The reality is, I am much older than my classmates. In fact, some may say someone’s mother came to class today; the truth is – she did. My journey has led me to return to college after a thirty-year hiatus. After completed my Associate in Arts degree, I applied to a few colleges, one of them being Rollins College. Rollins offered me the opportunity to design a degree within a liberal arts curriculum that would give me the platform to do what I have been doing previously – promote the arts.

Promoting the arts has been my passion since my involvement at a young age. Life has given me the occasions to experience the arts as a participant, volunteer, and supporter.  Rollins is now giving me the tools to further my endeavors through its classes, professors, and community.

My first encounter with a professor was to inquire about the self-design degree. Dr. John Sinclair, head of the Music Department, agreed to speak with me about my plans for the proposed degree.  We meet in the summer before the semester even began and he listened to the story of my journey and how I came to Rollins. His assistant sat in on the meeting and shared her personal experience at Rollins as a non-traditional student.  Our conversation included the pros and cons of designing a degree, working through the process; engaging professors to work with me on my proposal, and potential senior projects that are a requirement for the degree. As I listened to their advice, I became excited about my time ahead at Rollins and what I have to look forward to in my journey. Their encouragement throughout the discussion showed me that my time at Rollins would not be a solo flight, but an expedition complete with a navigation team to help guide me.
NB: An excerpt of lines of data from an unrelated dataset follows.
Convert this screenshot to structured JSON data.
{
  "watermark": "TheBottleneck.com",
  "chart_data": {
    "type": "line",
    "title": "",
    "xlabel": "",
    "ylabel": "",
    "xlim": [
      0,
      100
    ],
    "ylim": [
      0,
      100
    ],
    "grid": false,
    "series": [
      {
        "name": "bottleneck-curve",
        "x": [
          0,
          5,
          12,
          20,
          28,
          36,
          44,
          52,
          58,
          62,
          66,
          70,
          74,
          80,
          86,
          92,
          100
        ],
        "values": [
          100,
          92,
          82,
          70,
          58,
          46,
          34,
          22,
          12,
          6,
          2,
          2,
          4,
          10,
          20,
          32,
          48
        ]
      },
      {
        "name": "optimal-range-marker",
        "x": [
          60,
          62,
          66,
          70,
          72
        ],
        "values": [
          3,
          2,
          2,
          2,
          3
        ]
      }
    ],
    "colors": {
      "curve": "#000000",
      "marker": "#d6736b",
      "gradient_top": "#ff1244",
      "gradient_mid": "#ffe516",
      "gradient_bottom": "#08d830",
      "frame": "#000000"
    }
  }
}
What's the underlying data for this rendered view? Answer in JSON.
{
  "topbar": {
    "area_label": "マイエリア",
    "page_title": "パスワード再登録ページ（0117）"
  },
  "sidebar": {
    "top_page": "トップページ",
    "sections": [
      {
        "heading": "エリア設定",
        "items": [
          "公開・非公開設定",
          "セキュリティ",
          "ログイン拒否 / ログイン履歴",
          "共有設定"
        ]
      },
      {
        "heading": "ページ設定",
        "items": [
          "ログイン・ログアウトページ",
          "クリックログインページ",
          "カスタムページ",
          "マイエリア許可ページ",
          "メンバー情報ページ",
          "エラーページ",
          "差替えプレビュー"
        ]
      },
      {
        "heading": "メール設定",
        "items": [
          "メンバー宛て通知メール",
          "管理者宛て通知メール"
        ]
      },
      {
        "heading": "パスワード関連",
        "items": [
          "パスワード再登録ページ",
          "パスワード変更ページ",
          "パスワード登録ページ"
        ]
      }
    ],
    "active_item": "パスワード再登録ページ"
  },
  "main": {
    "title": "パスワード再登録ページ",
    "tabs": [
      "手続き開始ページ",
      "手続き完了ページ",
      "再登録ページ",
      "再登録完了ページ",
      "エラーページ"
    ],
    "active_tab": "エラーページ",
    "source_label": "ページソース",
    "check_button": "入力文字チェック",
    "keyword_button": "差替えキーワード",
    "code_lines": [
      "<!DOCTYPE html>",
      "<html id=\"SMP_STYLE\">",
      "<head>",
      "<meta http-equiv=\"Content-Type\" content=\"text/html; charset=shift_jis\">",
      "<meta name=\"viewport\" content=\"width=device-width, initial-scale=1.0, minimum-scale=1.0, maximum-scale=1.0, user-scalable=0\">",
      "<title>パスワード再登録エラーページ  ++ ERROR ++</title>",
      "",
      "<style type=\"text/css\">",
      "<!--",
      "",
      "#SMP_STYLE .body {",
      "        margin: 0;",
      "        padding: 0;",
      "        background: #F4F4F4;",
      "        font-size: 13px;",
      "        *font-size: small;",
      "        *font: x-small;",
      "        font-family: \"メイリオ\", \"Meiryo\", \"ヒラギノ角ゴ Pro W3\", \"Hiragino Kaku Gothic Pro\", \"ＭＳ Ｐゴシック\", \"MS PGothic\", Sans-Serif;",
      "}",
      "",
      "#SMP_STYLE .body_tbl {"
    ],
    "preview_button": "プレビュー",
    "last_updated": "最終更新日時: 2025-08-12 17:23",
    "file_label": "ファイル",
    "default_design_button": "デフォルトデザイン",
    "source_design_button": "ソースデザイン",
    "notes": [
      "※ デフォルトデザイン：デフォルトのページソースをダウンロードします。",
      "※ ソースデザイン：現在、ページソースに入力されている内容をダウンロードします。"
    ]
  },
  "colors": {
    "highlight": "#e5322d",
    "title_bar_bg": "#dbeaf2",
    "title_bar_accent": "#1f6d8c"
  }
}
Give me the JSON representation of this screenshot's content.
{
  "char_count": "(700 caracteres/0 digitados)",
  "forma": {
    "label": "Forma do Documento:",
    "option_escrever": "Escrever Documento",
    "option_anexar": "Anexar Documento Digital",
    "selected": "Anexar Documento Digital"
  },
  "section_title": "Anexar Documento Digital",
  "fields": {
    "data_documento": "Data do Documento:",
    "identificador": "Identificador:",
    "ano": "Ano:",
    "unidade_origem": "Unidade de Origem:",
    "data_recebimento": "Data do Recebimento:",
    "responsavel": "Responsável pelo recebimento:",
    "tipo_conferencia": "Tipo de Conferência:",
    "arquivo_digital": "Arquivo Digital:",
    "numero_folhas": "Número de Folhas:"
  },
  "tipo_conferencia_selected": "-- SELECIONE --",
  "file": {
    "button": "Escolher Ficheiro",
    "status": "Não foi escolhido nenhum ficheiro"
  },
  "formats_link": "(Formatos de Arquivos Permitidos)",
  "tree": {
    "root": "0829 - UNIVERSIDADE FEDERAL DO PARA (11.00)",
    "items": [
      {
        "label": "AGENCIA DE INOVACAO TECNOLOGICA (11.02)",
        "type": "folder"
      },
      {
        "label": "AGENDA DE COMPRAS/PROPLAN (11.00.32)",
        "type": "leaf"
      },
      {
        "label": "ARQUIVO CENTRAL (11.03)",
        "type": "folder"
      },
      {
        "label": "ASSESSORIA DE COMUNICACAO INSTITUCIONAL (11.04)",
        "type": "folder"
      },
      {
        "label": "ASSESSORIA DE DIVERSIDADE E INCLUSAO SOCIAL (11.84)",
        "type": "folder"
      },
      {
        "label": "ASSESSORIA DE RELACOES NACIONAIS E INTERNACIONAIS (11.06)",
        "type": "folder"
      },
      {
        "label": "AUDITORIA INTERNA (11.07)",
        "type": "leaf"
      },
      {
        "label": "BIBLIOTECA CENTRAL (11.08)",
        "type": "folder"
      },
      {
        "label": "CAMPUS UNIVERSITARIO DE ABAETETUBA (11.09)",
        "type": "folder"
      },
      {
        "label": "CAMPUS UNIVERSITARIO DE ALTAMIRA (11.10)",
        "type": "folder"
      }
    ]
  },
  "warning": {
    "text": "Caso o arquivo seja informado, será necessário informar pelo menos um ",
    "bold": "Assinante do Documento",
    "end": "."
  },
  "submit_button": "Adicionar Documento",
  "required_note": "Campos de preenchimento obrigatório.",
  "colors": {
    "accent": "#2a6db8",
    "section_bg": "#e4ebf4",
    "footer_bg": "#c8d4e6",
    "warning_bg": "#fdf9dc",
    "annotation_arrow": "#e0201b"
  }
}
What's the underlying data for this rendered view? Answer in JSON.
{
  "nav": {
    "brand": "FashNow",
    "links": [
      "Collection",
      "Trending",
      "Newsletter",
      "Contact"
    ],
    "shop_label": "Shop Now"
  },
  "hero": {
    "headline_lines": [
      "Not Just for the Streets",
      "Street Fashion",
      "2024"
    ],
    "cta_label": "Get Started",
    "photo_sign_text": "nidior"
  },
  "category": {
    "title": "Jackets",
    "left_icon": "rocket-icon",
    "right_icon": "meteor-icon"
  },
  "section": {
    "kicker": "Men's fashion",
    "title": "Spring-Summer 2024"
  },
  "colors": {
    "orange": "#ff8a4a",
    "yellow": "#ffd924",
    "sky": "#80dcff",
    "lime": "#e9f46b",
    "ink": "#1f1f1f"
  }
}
After meeting with Dr. Sinclair, I took a look at the notes I had written during our time together and began to formulate a plan for designing and completing my degree. I made a list of the departments I was interested in and the people I would need to connect with about my proposed degree. As I began to communicate with professors from the various departments, it was obvious they wanted to hear my ideas and help in any way they could. Their experience and advice were delivered with the intention of equipping a student with the tools not only for the immediate gratification but also for success in a career and life.

My proposal is still being written and I continue to seek advice during my time at Rollins and for the future. Guidance has continued through a variety of professors, some through their coursework and others outside of the classroom. My goal is to secure approval for my self-designed degree and complete it in the two years I have remaining at Rollins. I would like to be thought of as a student who desires excellence in all things. This will be an attainable goal for a mom studying at an excellent school.